Jim's death leaves a huge hole in the lives of Marten and Erik, he was there last surviving and only grandparent, and also in the lives of his son Bruce (Marten and Erik's dad) and of mum, Iris.

Jim was shocked to see the size of the boys when they were born in December 2012. At only 3lbs Erik was tiny, but at 2lbs 2ozs Marten was even smaller still. You can just imagine the shock of finding out that your grandson weighed the same as a bag of sugar! But the boys' weights were not the only shock for Jim. Perhaps the greatest shock came when he was told that both boys had been diagnosed as profoundly deaf. His reaction to that meant that mum and dad had to be much more careful when they had to break the news of Marten's cerebral palsy!

This was done one Saturday afternoon (such as that pictured below) when he was over to see the boys in his weekly visit. Luckily, by that time mum and dad had found ABR and had spoken to Krista who was busy making arrangements to come over to Scotland (she was concerned that Marten was too ill to travel the distance to Belgium). As dad explained what Marten was suffering from and the reason for his peculiar behaviour and lack of progress, he sat his dad down in front of the computer screen. Dad watched two videos from the ABR website; one of Peter Jan (Krista's son) and one of Helen. Watching the videos gave him great hope that something could be done to help his grandson. These two videos appear on both Marten's website and the new ABR Scotland one.

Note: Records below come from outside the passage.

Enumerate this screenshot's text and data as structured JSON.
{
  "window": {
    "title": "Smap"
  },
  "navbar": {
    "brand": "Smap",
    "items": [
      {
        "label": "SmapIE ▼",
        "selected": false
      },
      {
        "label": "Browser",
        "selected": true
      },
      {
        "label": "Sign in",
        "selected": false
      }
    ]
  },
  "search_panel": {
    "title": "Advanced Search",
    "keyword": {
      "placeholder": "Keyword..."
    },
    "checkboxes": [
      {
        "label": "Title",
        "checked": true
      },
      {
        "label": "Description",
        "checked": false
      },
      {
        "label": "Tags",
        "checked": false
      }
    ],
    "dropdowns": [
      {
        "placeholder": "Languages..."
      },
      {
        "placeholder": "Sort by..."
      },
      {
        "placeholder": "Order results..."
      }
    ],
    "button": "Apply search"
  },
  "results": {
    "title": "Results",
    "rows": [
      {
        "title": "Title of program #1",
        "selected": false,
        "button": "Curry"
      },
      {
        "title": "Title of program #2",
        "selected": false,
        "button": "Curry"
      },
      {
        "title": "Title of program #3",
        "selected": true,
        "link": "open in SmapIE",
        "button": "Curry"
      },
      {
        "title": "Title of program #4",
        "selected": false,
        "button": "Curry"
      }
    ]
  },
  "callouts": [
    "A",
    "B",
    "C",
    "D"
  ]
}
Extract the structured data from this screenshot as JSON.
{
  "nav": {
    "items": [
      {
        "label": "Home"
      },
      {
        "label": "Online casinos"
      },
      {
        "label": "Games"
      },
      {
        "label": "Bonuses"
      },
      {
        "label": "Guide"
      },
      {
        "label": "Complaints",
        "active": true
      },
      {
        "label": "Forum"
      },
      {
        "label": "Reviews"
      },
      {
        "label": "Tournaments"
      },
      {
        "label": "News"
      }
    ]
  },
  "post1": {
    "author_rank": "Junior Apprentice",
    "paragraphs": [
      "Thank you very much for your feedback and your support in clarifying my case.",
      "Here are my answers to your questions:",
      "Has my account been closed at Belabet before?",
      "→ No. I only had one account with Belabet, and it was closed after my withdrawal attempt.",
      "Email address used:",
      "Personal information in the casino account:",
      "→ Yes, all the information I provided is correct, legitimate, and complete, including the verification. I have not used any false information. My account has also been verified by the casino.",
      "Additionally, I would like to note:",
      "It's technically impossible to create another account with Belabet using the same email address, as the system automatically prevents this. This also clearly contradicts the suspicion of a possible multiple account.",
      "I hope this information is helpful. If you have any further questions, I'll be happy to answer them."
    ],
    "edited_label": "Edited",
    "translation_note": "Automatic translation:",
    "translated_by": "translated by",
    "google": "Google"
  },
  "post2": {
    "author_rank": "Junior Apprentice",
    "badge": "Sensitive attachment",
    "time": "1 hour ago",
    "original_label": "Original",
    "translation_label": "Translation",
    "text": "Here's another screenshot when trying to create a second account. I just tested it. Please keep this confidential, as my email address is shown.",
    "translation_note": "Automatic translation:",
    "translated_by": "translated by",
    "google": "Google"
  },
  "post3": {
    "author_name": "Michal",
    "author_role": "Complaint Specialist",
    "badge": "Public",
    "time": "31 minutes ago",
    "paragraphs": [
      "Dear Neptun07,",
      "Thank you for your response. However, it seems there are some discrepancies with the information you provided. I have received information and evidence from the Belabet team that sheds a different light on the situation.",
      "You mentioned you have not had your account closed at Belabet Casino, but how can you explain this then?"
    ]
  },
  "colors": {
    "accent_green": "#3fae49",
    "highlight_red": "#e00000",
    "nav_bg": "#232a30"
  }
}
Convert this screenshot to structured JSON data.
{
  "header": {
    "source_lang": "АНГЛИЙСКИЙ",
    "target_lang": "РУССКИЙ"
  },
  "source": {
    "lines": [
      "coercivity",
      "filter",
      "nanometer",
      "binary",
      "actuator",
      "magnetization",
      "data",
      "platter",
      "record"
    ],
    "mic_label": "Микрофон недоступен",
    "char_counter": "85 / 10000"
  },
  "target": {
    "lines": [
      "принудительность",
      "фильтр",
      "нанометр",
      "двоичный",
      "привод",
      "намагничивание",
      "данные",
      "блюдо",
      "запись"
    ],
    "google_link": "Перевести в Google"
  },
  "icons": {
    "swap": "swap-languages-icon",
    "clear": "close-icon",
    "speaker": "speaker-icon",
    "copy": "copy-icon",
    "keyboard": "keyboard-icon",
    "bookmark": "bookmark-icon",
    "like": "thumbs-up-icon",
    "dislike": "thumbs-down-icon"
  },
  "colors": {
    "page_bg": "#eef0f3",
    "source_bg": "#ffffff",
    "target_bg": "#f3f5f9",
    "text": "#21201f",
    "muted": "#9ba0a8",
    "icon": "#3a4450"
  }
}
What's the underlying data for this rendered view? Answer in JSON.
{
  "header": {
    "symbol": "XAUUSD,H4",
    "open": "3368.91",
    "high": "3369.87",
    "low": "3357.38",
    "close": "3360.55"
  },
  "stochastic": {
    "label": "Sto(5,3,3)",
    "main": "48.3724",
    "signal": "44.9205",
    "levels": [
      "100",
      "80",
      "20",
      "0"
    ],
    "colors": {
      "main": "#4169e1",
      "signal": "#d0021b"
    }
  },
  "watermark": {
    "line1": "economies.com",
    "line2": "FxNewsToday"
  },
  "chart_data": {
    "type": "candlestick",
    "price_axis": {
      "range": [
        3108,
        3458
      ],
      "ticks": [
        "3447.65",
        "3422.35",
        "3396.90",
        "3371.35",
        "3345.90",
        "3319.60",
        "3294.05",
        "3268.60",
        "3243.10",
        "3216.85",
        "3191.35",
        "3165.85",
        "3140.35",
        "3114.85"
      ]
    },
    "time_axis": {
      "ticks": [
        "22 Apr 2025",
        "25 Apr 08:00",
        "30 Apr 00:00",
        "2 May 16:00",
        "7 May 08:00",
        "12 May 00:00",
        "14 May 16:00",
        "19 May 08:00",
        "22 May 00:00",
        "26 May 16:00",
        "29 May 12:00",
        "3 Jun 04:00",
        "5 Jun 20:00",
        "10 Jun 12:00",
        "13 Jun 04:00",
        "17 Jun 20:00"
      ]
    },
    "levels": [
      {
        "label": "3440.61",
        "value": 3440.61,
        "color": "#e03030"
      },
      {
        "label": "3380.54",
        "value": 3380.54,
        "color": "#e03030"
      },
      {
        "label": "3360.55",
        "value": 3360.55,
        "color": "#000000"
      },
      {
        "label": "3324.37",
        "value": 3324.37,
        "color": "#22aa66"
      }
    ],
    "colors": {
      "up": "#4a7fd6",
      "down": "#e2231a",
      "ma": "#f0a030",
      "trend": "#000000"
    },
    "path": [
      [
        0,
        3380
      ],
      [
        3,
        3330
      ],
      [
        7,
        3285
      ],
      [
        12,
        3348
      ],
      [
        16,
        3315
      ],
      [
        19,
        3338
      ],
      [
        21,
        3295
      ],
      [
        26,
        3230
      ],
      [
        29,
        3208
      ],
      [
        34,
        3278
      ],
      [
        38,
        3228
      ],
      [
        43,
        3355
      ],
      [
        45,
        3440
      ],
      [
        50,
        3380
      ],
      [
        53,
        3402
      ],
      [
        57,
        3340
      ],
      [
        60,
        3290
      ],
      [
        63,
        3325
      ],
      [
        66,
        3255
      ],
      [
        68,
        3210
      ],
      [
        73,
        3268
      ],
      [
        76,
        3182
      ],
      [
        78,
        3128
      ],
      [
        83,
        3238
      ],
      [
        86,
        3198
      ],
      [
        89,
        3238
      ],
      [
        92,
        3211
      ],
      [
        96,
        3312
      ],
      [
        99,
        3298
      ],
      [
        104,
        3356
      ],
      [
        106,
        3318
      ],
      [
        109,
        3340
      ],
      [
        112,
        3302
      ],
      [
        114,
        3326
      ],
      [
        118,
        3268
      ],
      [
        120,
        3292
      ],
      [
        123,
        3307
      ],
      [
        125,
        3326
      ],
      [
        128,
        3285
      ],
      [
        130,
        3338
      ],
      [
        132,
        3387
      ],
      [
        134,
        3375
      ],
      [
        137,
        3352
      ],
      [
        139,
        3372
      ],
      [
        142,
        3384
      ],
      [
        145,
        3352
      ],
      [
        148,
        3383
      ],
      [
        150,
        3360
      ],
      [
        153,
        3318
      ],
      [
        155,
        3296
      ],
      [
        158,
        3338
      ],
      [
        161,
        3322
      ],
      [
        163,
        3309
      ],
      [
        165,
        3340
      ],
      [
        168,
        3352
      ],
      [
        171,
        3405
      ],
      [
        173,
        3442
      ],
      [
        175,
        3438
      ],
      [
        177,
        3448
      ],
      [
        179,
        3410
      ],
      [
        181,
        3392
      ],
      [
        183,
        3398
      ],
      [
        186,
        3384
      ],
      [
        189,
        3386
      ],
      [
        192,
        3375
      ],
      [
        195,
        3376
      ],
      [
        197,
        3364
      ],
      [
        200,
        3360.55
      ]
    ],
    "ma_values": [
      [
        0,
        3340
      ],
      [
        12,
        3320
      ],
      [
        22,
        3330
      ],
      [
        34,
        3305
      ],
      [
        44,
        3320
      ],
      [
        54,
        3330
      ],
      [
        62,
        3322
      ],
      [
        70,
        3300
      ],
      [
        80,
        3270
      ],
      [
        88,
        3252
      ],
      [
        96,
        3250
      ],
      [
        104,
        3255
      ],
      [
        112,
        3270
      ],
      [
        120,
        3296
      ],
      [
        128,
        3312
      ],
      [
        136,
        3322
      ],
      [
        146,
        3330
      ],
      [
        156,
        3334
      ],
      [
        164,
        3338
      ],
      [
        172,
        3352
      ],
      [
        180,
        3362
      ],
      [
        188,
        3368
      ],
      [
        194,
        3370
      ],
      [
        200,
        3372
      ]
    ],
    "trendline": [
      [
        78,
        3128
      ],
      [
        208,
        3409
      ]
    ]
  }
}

Jim lived to see Marten get better every week - thanks to his ABR treatment, Our only regret is that he didn't live to see Marten stand on his own two feet and walk! That is our goal. Some may describe it as hopeful or wildly optimistic, but it is perfectly possible with ABR. Besides, if you don't have hope and optimism when dealing with children who have cerebral palsy - then you have nothing!

Jim with Marten in November 2011

Jim with Marten and Bruce earlier 2011

Rest In Peace